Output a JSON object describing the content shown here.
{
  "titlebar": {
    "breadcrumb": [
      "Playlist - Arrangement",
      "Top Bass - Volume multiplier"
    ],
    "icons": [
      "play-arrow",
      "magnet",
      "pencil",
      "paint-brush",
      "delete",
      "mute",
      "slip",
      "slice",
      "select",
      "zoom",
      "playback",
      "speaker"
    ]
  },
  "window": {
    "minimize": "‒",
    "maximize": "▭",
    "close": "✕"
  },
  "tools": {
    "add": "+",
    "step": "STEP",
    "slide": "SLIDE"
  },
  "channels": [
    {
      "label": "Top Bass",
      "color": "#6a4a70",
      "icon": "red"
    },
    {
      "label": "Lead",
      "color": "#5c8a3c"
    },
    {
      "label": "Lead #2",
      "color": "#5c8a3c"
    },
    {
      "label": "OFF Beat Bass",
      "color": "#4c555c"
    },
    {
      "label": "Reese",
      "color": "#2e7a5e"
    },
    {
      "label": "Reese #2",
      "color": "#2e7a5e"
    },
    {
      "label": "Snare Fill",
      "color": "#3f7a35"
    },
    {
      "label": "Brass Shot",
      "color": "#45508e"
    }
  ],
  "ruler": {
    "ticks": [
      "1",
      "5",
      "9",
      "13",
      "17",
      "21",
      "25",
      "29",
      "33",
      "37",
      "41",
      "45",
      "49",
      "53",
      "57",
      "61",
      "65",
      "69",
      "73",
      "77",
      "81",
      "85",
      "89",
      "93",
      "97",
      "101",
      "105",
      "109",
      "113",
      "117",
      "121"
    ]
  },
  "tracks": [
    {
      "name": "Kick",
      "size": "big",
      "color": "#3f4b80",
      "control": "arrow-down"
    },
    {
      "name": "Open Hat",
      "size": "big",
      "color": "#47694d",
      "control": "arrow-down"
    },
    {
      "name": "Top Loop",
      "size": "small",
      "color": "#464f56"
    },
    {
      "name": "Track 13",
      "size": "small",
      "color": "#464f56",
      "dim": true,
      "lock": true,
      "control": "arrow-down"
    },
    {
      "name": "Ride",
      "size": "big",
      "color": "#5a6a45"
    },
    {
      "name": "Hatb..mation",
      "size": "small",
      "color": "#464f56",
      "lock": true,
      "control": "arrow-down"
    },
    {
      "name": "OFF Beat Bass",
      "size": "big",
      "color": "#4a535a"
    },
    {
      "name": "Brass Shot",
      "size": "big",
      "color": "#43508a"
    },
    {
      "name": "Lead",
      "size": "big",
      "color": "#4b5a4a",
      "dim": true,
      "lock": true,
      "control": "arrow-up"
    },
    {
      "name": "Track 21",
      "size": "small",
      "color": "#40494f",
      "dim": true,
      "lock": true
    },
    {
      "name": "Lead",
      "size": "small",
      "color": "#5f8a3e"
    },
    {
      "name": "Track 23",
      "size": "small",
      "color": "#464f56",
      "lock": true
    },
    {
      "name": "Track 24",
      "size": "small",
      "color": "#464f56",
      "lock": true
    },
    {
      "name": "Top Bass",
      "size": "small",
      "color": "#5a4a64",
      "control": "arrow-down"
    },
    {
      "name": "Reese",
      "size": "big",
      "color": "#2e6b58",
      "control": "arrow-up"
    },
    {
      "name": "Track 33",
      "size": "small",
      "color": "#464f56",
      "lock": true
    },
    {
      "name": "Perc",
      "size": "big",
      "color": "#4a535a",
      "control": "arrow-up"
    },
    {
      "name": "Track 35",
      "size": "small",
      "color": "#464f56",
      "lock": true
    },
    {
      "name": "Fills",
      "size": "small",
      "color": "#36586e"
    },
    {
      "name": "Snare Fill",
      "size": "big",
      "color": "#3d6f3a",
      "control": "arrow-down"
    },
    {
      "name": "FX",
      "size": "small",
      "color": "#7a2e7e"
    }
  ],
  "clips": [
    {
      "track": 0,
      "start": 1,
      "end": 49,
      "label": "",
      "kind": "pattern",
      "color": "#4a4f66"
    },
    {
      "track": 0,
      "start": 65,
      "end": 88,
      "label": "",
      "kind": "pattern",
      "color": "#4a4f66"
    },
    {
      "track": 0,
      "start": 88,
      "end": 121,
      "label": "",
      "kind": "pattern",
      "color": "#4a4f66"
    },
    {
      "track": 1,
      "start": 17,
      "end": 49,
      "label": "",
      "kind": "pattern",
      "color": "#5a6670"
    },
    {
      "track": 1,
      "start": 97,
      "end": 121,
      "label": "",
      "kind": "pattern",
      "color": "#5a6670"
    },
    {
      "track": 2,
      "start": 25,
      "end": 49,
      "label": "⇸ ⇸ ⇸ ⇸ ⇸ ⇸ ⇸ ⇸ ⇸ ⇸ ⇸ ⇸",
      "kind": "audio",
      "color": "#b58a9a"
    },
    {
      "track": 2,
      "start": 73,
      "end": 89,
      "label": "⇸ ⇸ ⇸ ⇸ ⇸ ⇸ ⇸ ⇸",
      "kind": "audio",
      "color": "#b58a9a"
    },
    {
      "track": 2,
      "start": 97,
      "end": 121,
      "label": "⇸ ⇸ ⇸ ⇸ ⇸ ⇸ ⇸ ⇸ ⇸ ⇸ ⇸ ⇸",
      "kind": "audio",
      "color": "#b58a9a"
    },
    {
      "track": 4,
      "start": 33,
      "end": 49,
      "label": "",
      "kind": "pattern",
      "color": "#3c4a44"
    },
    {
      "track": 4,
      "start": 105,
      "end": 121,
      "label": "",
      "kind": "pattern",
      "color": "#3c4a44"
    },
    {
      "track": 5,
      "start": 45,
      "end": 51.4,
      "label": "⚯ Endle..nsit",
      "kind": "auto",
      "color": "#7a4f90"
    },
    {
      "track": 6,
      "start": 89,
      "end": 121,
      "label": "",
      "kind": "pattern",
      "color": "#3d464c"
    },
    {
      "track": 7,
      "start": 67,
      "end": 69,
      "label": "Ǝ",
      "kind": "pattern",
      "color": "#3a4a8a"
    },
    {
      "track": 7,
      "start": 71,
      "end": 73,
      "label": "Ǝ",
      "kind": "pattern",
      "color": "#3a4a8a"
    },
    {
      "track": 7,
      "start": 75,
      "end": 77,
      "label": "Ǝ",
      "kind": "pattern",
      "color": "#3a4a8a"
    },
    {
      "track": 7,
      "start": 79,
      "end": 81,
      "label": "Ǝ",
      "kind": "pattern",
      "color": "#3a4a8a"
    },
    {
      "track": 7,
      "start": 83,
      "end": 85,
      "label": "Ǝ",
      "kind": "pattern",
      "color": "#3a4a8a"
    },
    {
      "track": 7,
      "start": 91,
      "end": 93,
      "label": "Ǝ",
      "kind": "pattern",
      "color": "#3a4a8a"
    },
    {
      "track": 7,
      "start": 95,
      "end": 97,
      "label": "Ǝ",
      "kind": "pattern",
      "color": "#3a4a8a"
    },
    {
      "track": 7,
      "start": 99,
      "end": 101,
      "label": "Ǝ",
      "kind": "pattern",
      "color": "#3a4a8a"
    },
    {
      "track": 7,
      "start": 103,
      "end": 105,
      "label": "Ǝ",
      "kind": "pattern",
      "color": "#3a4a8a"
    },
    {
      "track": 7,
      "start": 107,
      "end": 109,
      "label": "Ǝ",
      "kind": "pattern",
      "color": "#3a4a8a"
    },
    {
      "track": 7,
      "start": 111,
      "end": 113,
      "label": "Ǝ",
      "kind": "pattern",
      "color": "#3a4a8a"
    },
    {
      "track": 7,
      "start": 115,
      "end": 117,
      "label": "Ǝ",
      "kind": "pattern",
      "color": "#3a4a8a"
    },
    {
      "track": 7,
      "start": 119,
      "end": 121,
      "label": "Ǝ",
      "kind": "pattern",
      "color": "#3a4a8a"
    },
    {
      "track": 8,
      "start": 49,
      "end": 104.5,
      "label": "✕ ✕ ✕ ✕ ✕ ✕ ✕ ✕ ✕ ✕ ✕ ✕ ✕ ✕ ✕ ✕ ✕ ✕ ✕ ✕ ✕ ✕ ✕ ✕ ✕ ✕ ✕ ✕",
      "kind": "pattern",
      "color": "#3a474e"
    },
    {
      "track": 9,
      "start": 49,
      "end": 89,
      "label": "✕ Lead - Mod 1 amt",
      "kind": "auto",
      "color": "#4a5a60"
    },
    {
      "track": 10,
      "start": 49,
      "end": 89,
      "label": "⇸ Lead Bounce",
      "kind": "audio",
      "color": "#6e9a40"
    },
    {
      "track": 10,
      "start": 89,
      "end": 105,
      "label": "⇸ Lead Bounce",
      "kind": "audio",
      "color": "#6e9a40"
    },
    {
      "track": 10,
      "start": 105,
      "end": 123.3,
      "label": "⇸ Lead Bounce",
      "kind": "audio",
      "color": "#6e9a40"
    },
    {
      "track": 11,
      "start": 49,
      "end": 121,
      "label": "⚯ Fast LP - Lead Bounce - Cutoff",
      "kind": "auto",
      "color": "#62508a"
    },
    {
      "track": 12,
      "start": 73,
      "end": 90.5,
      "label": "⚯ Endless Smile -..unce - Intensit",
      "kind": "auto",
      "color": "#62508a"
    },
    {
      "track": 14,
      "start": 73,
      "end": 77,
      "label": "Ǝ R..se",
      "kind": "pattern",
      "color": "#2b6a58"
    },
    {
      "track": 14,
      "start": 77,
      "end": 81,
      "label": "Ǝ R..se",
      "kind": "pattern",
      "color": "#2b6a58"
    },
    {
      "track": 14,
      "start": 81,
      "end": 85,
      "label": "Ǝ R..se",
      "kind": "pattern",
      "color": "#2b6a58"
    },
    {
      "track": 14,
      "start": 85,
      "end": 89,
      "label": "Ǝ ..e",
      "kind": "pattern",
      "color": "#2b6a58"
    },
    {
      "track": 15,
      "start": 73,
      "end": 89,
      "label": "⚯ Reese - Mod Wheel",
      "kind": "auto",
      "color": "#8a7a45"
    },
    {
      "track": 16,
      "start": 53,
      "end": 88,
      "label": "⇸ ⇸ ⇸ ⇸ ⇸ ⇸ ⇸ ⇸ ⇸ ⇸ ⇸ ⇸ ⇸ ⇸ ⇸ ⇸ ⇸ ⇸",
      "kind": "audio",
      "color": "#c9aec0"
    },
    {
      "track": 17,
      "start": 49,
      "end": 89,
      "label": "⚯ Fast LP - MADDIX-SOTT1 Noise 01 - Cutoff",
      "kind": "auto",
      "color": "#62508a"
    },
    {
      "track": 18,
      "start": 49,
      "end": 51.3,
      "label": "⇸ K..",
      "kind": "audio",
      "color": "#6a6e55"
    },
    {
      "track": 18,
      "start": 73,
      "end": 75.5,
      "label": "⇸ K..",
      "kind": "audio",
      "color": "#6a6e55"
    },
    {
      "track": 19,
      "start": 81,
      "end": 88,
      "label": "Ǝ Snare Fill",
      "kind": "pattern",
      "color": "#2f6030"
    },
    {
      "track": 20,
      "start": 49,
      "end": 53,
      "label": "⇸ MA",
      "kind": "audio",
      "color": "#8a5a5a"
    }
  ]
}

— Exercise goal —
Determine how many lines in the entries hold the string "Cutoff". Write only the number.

— Written response —
2